Each day in 2011 more than 10,000 baby boomers turn 65. While the opportunity to retire is cause for celebration the possibility of losing your mind and memory to a disease with no cure grows greater.
Cognitive impairment is on the rise in the United States. A 2008 study by the Duke University Medical Center found more than five million elderly Americans have significant cognitive decline. Combined with the 3.4 million Americans already suffering from dementia, more than a third of people over 70 have diminished mental function.
As the population of Americans 65 and older will likely increase by 31 percent in the next two decades, the possibility of developing some form of cognitive impairment will increase.
There are at least 70 forms of dementia. Meaning deprived of the mind; dementia is a loss of cognitive function such as thinking, reasoning and memory that is severe enough to hamper a person’s daily functioning.
Dementia is broken into two groups – reversible dementia and irreversible dementia. Reversible dementia can be caused by alcohol, stroke, depression or brain damage, among other things. Medication can also cause some patients to develop dementia. Many forms of reversible dementia can be treated with simple medication or talk therapy.
With irreversible dementia – medication can do little to help and not much progress in treatment plans have been made so far.
“It has been hard to find things that are proven to work. It’s like with Vitamin E – it was given to prevent heart problems but randomized trials showed Vitamin E killed more people than it saved. There have been treatments that looked promising but nothing proved to be beneficial,” said Dr. Scott Sherman, the interim chief of the section of Geriatric Medicine at the NYU Department of Medicine.
Unlike most health care issues, money is not the problem. The National Institute of Health spends millions each year on dementia and Alzheimer’s research. In 2009, the NIH devoted $534 million to research and development. According to Sherman little is known about how the brain functions, what are the underlying causes of the disease and what innovative ideas are available

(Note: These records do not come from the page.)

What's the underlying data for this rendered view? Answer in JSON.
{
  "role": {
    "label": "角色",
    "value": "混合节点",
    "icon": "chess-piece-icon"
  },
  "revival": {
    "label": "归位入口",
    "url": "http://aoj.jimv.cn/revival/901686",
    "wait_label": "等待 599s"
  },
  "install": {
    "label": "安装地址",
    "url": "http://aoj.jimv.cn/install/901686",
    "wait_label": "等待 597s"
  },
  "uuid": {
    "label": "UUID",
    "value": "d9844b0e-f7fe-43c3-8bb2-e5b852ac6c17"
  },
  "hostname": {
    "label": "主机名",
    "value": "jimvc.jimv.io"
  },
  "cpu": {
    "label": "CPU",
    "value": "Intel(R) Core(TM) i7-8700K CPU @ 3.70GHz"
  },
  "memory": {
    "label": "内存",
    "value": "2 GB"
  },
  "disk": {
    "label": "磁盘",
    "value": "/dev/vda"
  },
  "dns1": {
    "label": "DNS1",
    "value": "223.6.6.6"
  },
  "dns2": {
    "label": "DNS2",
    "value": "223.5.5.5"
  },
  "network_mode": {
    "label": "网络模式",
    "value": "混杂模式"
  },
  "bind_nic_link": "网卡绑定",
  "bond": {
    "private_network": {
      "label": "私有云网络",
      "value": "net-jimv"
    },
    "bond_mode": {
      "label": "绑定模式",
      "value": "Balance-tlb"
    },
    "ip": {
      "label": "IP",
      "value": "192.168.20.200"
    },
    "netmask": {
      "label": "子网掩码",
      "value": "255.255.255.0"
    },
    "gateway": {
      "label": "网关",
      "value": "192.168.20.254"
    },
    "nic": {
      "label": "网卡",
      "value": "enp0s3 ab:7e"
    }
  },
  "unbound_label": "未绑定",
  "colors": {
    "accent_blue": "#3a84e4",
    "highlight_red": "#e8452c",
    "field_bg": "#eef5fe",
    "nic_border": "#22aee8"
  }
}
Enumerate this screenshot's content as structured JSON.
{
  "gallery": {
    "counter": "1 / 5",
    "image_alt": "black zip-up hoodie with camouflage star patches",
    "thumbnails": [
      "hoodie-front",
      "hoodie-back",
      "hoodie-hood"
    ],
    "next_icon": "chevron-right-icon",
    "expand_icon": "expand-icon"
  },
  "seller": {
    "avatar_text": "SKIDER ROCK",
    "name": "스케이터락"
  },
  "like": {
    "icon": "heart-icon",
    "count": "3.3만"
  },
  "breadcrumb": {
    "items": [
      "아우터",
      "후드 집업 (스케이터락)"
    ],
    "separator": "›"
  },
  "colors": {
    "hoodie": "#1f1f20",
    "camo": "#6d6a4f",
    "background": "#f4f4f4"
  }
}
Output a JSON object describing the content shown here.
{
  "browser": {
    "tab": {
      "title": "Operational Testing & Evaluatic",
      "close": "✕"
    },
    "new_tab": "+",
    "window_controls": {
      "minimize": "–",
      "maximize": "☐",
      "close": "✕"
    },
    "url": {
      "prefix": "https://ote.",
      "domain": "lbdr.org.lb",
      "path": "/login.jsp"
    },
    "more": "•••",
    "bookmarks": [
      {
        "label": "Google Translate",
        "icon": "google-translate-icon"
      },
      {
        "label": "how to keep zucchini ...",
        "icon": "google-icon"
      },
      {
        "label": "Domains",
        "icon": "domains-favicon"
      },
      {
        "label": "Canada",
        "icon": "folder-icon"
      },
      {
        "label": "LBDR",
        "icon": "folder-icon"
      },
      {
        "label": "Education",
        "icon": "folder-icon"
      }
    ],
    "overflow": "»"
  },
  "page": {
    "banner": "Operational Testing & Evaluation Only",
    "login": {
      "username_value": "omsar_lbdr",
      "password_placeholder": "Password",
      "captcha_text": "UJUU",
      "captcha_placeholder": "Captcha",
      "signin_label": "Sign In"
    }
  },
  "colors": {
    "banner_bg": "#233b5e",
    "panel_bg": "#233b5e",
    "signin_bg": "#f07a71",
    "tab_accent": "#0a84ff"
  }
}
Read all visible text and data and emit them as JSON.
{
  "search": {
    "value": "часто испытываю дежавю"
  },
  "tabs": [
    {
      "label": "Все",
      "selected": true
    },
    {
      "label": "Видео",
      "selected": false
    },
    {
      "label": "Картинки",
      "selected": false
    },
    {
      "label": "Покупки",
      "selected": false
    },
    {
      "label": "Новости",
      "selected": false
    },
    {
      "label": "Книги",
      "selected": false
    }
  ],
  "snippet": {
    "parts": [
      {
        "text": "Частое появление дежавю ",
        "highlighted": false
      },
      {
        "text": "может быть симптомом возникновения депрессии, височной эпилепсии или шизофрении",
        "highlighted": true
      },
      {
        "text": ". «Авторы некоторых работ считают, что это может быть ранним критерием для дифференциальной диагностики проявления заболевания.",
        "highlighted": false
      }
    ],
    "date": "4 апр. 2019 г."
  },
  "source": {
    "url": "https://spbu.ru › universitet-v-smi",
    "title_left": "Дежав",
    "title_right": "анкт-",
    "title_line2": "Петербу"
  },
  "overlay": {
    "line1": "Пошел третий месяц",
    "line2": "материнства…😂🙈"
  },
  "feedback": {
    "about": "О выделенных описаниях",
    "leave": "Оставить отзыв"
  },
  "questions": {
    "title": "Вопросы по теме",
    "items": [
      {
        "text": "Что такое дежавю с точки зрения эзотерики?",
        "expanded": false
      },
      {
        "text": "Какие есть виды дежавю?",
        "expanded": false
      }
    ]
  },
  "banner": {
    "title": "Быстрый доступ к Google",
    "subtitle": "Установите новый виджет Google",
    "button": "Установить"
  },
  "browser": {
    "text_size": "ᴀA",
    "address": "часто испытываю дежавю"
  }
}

A 2009 study found that high blood pressure could lead to dementia. Another says poor vision is the cause. Some studies claim moderate drinking can reduce the risk, while another says a diet rich in fish wards off the disease. But even those without high blood pressure and poor vision develop dementia. And fish eaters who drink are still susceptible.
Published by Medicaldaily.com